Heartbleed

Harris Lapiroff

I’ve seen a lot on Facebook recently about the Heartbleed bug with a lot of different information. I imagine some people are having trouble sorting the signal from the noise in this matter. I’m not a security expert, but I am a devoted security amateur, so with that in mind, here is my analysis and recommendations.

Heartbleed is a SERIOUS SECURITY FLAW. Security expert Bruce Schneier says, “‘Catastrophic’ is the right word. On the scale of 1 to 10, this is an 11.”

The short version is this: any information you’ve entered into certain secure websites over the past two years is potentially accessible to someone else and it’s more or less impossible to know what information has been compromised.

For a slightly longer but legible explanations, both NPR and Vox have pretty good summaries, with Vox providing somewhat more technical detail.

Part of what makes this so devastating is there there’s not much we as users can do about it. We have to rely on websites to update their own security before our connections are safe. That should happen pretty quickly. Security folks are pretty freaked out.

Obviously, as with any security flaw, someone would have to know about this flaw and want to exploit your information for something bad to happen to you. Chances are good nothing will happen to you. Still. The level of information that is potentially accessible from this is pretty bad.

My recommendations for what you can do are the following:

  1. When a service updates and closes the security flaw (either wait for an announcement from them or use a service or list to check) change your password. If you change your password before they fix the bug, then your new password could still be compromised.
  2. Be vigilant about your credit/debit card statements. The good news is that credit card holders in the US bear almost no liability for fraud ($50) provided you report it within 60 days. (N.b., Debit cards are a different story. Cardholders bear extreme liability for debit card fraud.)
  3. Wherever possible, use Two Factor Authentication to ensure that even if your password is compromised, an attacker cannot access your accounts. http://twofactorauth.org/ TWO FACTOR AUTH IS AMAZING; USE IT. I recommend using it for everything, but having your Facebook, Gmail, or Apple ID accounts compromised could be particularly financially or socially devastating.
I personally think we’ve basically got to assume that intelligence agencies like the NSA have already been using Heartbleed and other recent major security flaws. There’s certainly some circumstantial evidence for this.

If all of this was too long for you to read, Wednesday’s xkcd summarizes the whole saga pretty succinctly.

Harris Lapiroff
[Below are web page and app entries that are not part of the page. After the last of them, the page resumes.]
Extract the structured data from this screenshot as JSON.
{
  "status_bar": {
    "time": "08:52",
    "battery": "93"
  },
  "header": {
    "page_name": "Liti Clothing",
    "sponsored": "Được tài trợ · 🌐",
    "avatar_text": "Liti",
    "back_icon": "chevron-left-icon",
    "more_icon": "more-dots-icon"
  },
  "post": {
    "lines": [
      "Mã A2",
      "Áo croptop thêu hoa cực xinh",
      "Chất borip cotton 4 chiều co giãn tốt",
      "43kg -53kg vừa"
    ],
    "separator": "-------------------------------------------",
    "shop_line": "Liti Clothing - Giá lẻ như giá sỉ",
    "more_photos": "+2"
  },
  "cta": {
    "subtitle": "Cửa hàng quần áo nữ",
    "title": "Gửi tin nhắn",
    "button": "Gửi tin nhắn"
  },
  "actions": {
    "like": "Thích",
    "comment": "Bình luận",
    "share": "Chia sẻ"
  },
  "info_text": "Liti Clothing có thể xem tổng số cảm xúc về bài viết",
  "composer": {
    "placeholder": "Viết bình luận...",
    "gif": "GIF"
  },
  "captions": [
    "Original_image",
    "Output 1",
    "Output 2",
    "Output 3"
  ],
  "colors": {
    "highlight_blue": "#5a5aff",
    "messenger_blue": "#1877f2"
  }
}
Harris is a versatile full-stack web developer based in Washington, DC. He is comfortable designing user interfaces as well as the Python/Django backends to drive them. He has been doing web development professionally for ten years.